Falling in love with Calgary a little bit more
Post Date: Tuesday, July 19, 2011
|Adding a bit of purple to a Glenbow Museum |
street art project
This has certainly been some week. It started with some out-of-town visitors, a very nice newlywed couple from Britain, and moved smoothly into Stampede craziness. While this is far from my first rodeo, it is in fact my first rodeo as your mayor (or, as one wag put it, "Cowboy-in-Chief") and it's been great to once again experience Calgary at its best.
(As for my favourite Stampede experiences, representing Calgarians to Their Royal Highnesses was a great honour, as was riding a horse in the parade. Even better were the Duke--and especially the Duchess--saying I looked good on my horse. However, the less said about the Doughnut Burger Incident, the better.)
But in the midst of the smiles and good times, there are some deeper lessons we can take from how we present our city to ourselves and to visitors this week.
A walk down Stephen Avenue on a sunny afternoon shows people enjoying their city--out in public, on patios, sitting on benches, listening to music. It is, in fact, the very picture of urban vibrancy. Of course, it's made all the better this week by the organizations, businesses, and thousands of volunteers helping us to enjoy the Calgary Stampede. How could anyone visiting this city not fall in love with it just a little bit? Or, in the case of we long-term Calgarians, fall in love a little bit more?
But let's break this down. What makes this scene work? We can't control the weather (City Council keeps turning down my proposal for a giant WeatherDome (tm)), but we can help influence some of the other factors.
First, the streets are safe, thanks to visible police patrols and a "broken windows" philosophy from government, the Calgary Downtown Association, and individual business owners and citizens who keep the place tidy, and clean up litter and unwanted graffiti.
There is far less visible homelessness than there once was, in part due to great strides made in the Ten-Year Plan to End Homelessness.
The public spaces are attractive. There are great flowers in the warmer months, and really terrific lighting in the winter. There is plenty of comfortable seating.

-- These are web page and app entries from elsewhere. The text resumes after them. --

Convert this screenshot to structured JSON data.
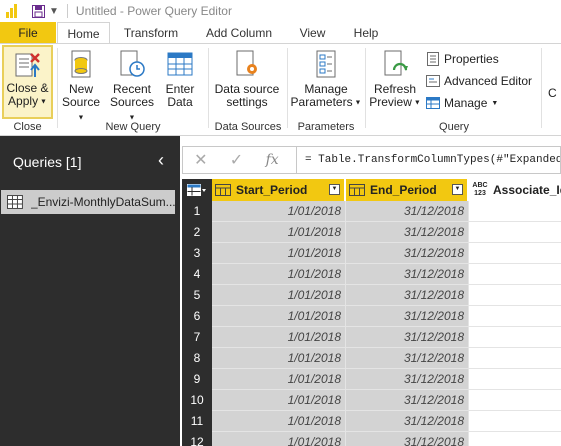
{
  "window": {
    "title": "Untitled - Power Query Editor"
  },
  "tabs": [
    {
      "label": "File"
    },
    {
      "label": "Home"
    },
    {
      "label": "Transform"
    },
    {
      "label": "Add Column"
    },
    {
      "label": "View"
    },
    {
      "label": "Help"
    }
  ],
  "ribbon": {
    "close_apply": {
      "line1": "Close &",
      "line2": "Apply"
    },
    "new_source": {
      "line1": "New",
      "line2": "Source"
    },
    "recent_sources": {
      "line1": "Recent",
      "line2": "Sources"
    },
    "enter_data": {
      "line1": "Enter",
      "line2": "Data"
    },
    "data_source_settings": {
      "line1": "Data source",
      "line2": "settings"
    },
    "manage_parameters": {
      "line1": "Manage",
      "line2": "Parameters"
    },
    "refresh_preview": {
      "line1": "Refresh",
      "line2": "Preview"
    },
    "properties": "Properties",
    "advanced_editor": "Advanced Editor",
    "manage": "Manage",
    "partial_next": "C",
    "groups": {
      "close": "Close",
      "new_query": "New Query",
      "data_sources": "Data Sources",
      "parameters": "Parameters",
      "query": "Query"
    }
  },
  "queries": {
    "title": "Queries [1]",
    "items": [
      {
        "name": "_Envizi-MonthlyDataSum..."
      }
    ]
  },
  "formula": "= Table.TransformColumnTypes(#\"Expanded",
  "table": {
    "columns": [
      {
        "name": "Start_Period",
        "type_icon": "calendar-icon"
      },
      {
        "name": "End_Period",
        "type_icon": "calendar-icon"
      },
      {
        "name": "Associate_Id",
        "type_icon": "any-type-icon",
        "type_text_top": "ABC",
        "type_text_bottom": "123"
      }
    ],
    "rows": [
      {
        "n": "1",
        "start": "1/01/2018",
        "end": "31/12/2018"
      },
      {
        "n": "2",
        "start": "1/01/2018",
        "end": "31/12/2018"
      },
      {
        "n": "3",
        "start": "1/01/2018",
        "end": "31/12/2018"
      },
      {
        "n": "4",
        "start": "1/01/2018",
        "end": "31/12/2018"
      },
      {
        "n": "5",
        "start": "1/01/2018",
        "end": "31/12/2018"
      },
      {
        "n": "6",
        "start": "1/01/2018",
        "end": "31/12/2018"
      },
      {
        "n": "7",
        "start": "1/01/2018",
        "end": "31/12/2018"
      },
      {
        "n": "8",
        "start": "1/01/2018",
        "end": "31/12/2018"
      },
      {
        "n": "9",
        "start": "1/01/2018",
        "end": "31/12/2018"
      },
      {
        "n": "10",
        "start": "1/01/2018",
        "end": "31/12/2018"
      },
      {
        "n": "11",
        "start": "1/01/2018",
        "end": "31/12/2018"
      },
      {
        "n": "12",
        "start": "1/01/2018",
        "end": "31/12/2018"
      }
    ]
  },
  "colors": {
    "accent": "#f2c811",
    "queries_pane": "#2d2d2d"
  }
}
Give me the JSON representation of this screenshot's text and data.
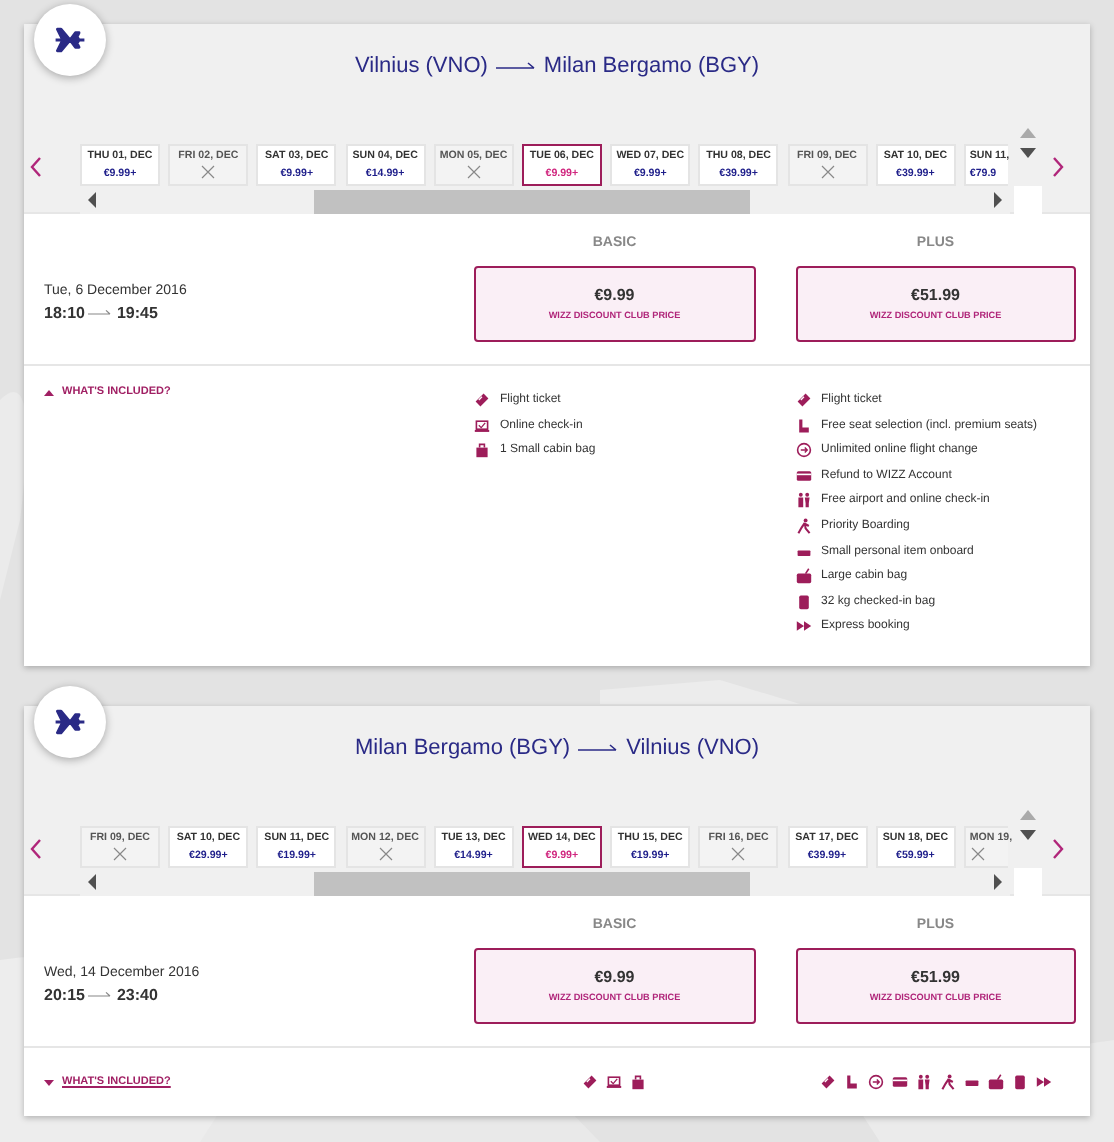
{
  "flights": [
    {
      "origin": "Vilnius (VNO)",
      "destination": "Milan Bergamo (BGY)",
      "days": [
        {
          "label": "THU 01, DEC",
          "price": "€9.99+",
          "available": true,
          "selected": false
        },
        {
          "label": "FRI 02, DEC",
          "available": false,
          "selected": false
        },
        {
          "label": "SAT 03, DEC",
          "price": "€9.99+",
          "available": true,
          "selected": false
        },
        {
          "label": "SUN 04, DEC",
          "price": "€14.99+",
          "available": true,
          "selected": false
        },
        {
          "label": "MON 05, DEC",
          "available": false,
          "selected": false
        },
        {
          "label": "TUE 06, DEC",
          "price": "€9.99+",
          "available": true,
          "selected": true
        },
        {
          "label": "WED 07, DEC",
          "price": "€9.99+",
          "available": true,
          "selected": false
        },
        {
          "label": "THU 08, DEC",
          "price": "€39.99+",
          "available": true,
          "selected": false
        },
        {
          "label": "FRI 09, DEC",
          "available": false,
          "selected": false
        },
        {
          "label": "SAT 10, DEC",
          "price": "€39.99+",
          "available": true,
          "selected": false
        },
        {
          "label": "SUN 11,",
          "price": "€79.9",
          "available": true,
          "selected": false
        }
      ],
      "date": "Tue, 6 December 2016",
      "departure": "18:10",
      "arrival": "19:45",
      "toggle": {
        "label": "WHAT'S INCLUDED?",
        "expanded": true
      },
      "fares": [
        {
          "name": "BASIC",
          "price": "€9.99",
          "note": "WIZZ DISCOUNT CLUB PRICE",
          "included": [
            {
              "kind": "ticket",
              "label": "Flight ticket"
            },
            {
              "kind": "checkin",
              "label": "Online check-in"
            },
            {
              "kind": "bag",
              "label": "1 Small cabin bag"
            }
          ]
        },
        {
          "name": "PLUS",
          "price": "€51.99",
          "note": "WIZZ DISCOUNT CLUB PRICE",
          "included": [
            {
              "kind": "ticket",
              "label": "Flight ticket"
            },
            {
              "kind": "seat",
              "label": "Free seat selection (incl. premium seats)"
            },
            {
              "kind": "change",
              "label": "Unlimited online flight change"
            },
            {
              "kind": "card",
              "label": "Refund to WIZZ Account"
            },
            {
              "kind": "people",
              "label": "Free airport and online check-in"
            },
            {
              "kind": "walker",
              "label": "Priority Boarding"
            },
            {
              "kind": "item",
              "label": "Small personal item onboard"
            },
            {
              "kind": "cabin",
              "label": "Large cabin bag"
            },
            {
              "kind": "suitcase",
              "label": "32 kg checked-in bag"
            },
            {
              "kind": "express",
              "label": "Express booking"
            }
          ]
        }
      ]
    },
    {
      "origin": "Milan Bergamo (BGY)",
      "destination": "Vilnius (VNO)",
      "days": [
        {
          "label": "FRI 09, DEC",
          "available": false,
          "selected": false
        },
        {
          "label": "SAT 10, DEC",
          "price": "€29.99+",
          "available": true,
          "selected": false
        },
        {
          "label": "SUN 11, DEC",
          "price": "€19.99+",
          "available": true,
          "selected": false
        },
        {
          "label": "MON 12, DEC",
          "available": false,
          "selected": false
        },
        {
          "label": "TUE 13, DEC",
          "price": "€14.99+",
          "available": true,
          "selected": false
        },
        {
          "label": "WED 14, DEC",
          "price": "€9.99+",
          "available": true,
          "selected": true
        },
        {
          "label": "THU 15, DEC",
          "price": "€19.99+",
          "available": true,
          "selected": false
        },
        {
          "label": "FRI 16, DEC",
          "available": false,
          "selected": false
        },
        {
          "label": "SAT 17, DEC",
          "price": "€39.99+",
          "available": true,
          "selected": false
        },
        {
          "label": "SUN 18, DEC",
          "price": "€59.99+",
          "available": true,
          "selected": false
        },
        {
          "label": "MON 19,",
          "available": false,
          "selected": false
        }
      ],
      "date": "Wed, 14 December 2016",
      "departure": "20:15",
      "arrival": "23:40",
      "toggle": {
        "label": "WHAT'S INCLUDED?",
        "expanded": false
      },
      "fares": [
        {
          "name": "BASIC",
          "price": "€9.99",
          "note": "WIZZ DISCOUNT CLUB PRICE",
          "included": [
            {
              "kind": "ticket"
            },
            {
              "kind": "checkin"
            },
            {
              "kind": "bag"
            }
          ]
        },
        {
          "name": "PLUS",
          "price": "€51.99",
          "note": "WIZZ DISCOUNT CLUB PRICE",
          "included": [
            {
              "kind": "ticket"
            },
            {
              "kind": "seat"
            },
            {
              "kind": "change"
            },
            {
              "kind": "card"
            },
            {
              "kind": "people"
            },
            {
              "kind": "walker"
            },
            {
              "kind": "item"
            },
            {
              "kind": "cabin"
            },
            {
              "kind": "suitcase"
            },
            {
              "kind": "express"
            }
          ]
        }
      ]
    }
  ]
}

Music is everywhere from formal stages to a multitude of buskers. A program to reduce regulations and make it much easier for buskers to play and earn a living has meant a great increase in their numbers (and their talent!).
And then there are the patios themselves. There are 180 licensed patios in the Centre City, ranging from WEST's patio (600 person capacity, 15,000 sq ft) to a few chairs outside of a coffee shop. We've actively encouraged the creation of patios and continue to remove red tape to help businesses succeed and grow.

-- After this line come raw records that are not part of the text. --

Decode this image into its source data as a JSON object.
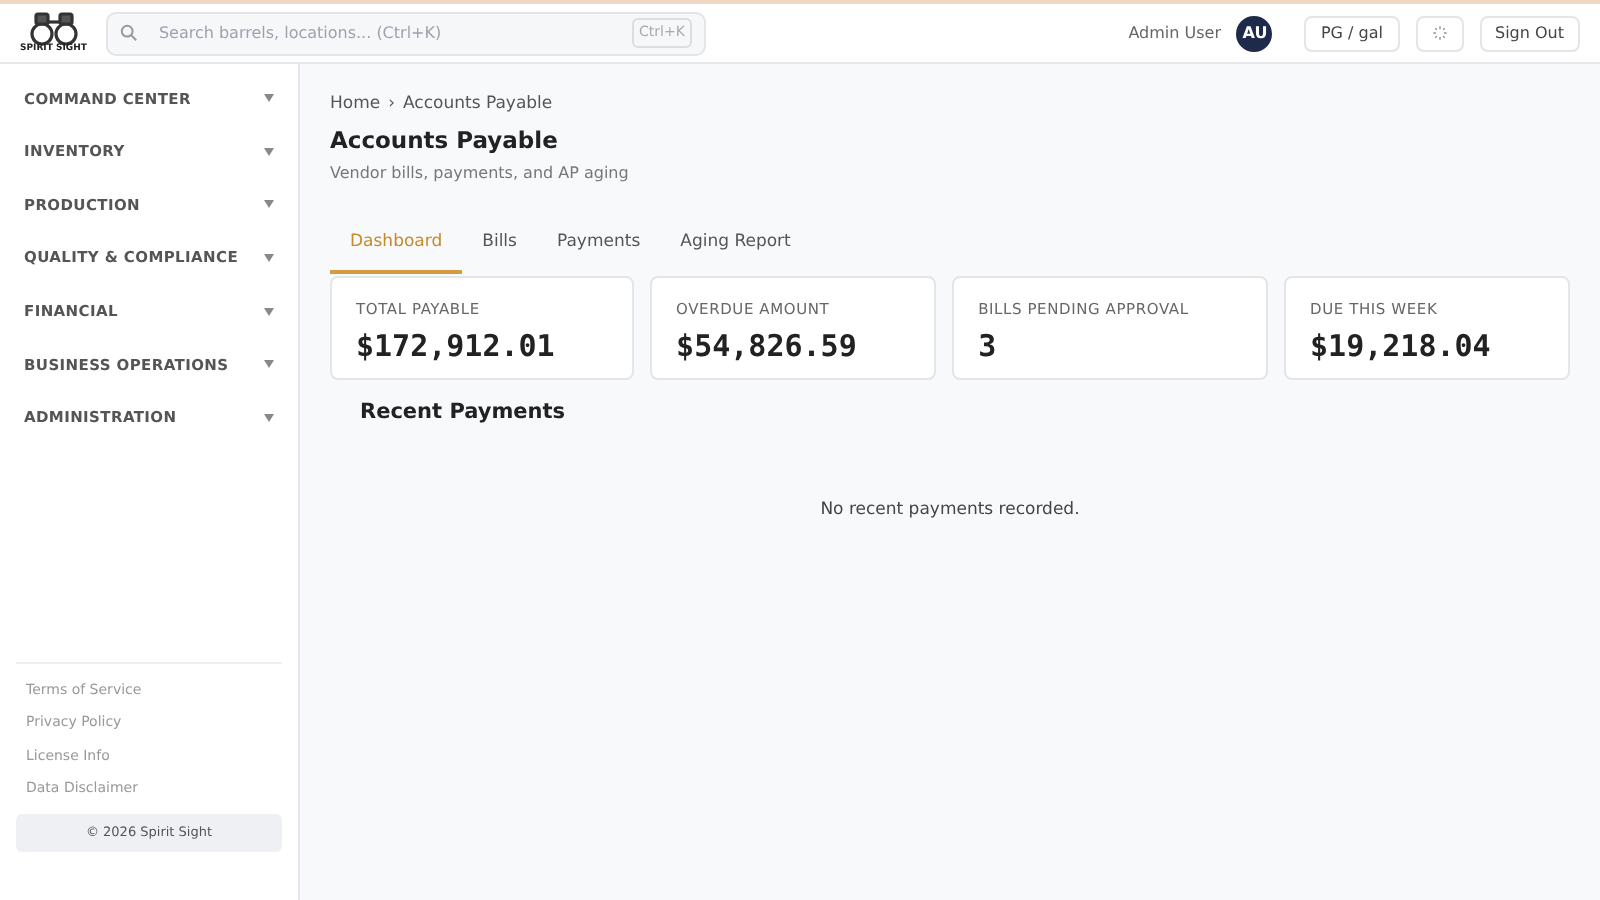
{
  "header": {
    "logo_text": "SPIRIT SIGHT",
    "search": {
      "placeholder": "Search barrels, locations... (Ctrl+K)",
      "shortcut": "Ctrl+K"
    },
    "user_name": "Admin User",
    "avatar": "AU",
    "unit_button": "PG / gal",
    "sign_out": "Sign Out"
  },
  "sidebar": {
    "items": [
      {
        "label": "COMMAND CENTER",
        "expanded": false
      },
      {
        "label": "INVENTORY",
        "expanded": false
      },
      {
        "label": "PRODUCTION",
        "expanded": false
      },
      {
        "label": "QUALITY & COMPLIANCE",
        "expanded": false
      },
      {
        "label": "FINANCIAL",
        "expanded": false
      },
      {
        "label": "BUSINESS OPERATIONS",
        "expanded": false
      },
      {
        "label": "ADMINISTRATION",
        "expanded": false
      }
    ],
    "footer_links": [
      "Terms of Service",
      "Privacy Policy",
      "License Info",
      "Data Disclaimer"
    ],
    "copyright": "© 2026 Spirit Sight"
  },
  "breadcrumb": {
    "items": [
      "Home",
      "Accounts Payable"
    ],
    "separator": "›"
  },
  "page": {
    "title": "Accounts Payable",
    "subtitle": "Vendor bills, payments, and AP aging"
  },
  "tabs": [
    {
      "label": "Dashboard",
      "selected": true
    },
    {
      "label": "Bills",
      "selected": false
    },
    {
      "label": "Payments",
      "selected": false
    },
    {
      "label": "Aging Report",
      "selected": false
    }
  ],
  "stats": [
    {
      "label": "TOTAL PAYABLE",
      "value": "$172,912.01"
    },
    {
      "label": "OVERDUE AMOUNT",
      "value": "$54,826.59"
    },
    {
      "label": "BILLS PENDING APPROVAL",
      "value": "3"
    },
    {
      "label": "DUE THIS WEEK",
      "value": "$19,218.04"
    }
  ],
  "recent_payments": {
    "title": "Recent Payments",
    "empty_message": "No recent payments recorded."
  }
}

What's interesting about this is that it's really driven by private business, acting individually and collectively through their Business Revitalization Zone. But that government, acting for the citizens of Calgary, also has a role to play. We need to set expectations, create the infrastructure for business to succeed, and then get out of the way.
This really matters. Calgary is competing on a global stage now, and we need to ensure that the best people around the world want to move here, invest here, start businesses here, and raise families here.
Certainly, we have to be efficient. We have to get snow off the roads, and pick up the garbage, and supply clean water, and have police and fire and 911 looking after us, and we have to do it all at a fair price in taxes and fees.
But these are just tickets to the game. We also have to have a winning team on the field, and this means having an attractive city where people want to live. That means building on what really works and having even greater urban vibrancy.
I've got some visitors from out of town this weekend. They've never been to Calgary before. I'm taking them out to a patio for dinner, showing them the Stampede, sending them to do a long run on the East Calgary Greenway, and taking a raft trip down the river.
Want to bet they won't want to leave?
- Mayor Naheed Nenshi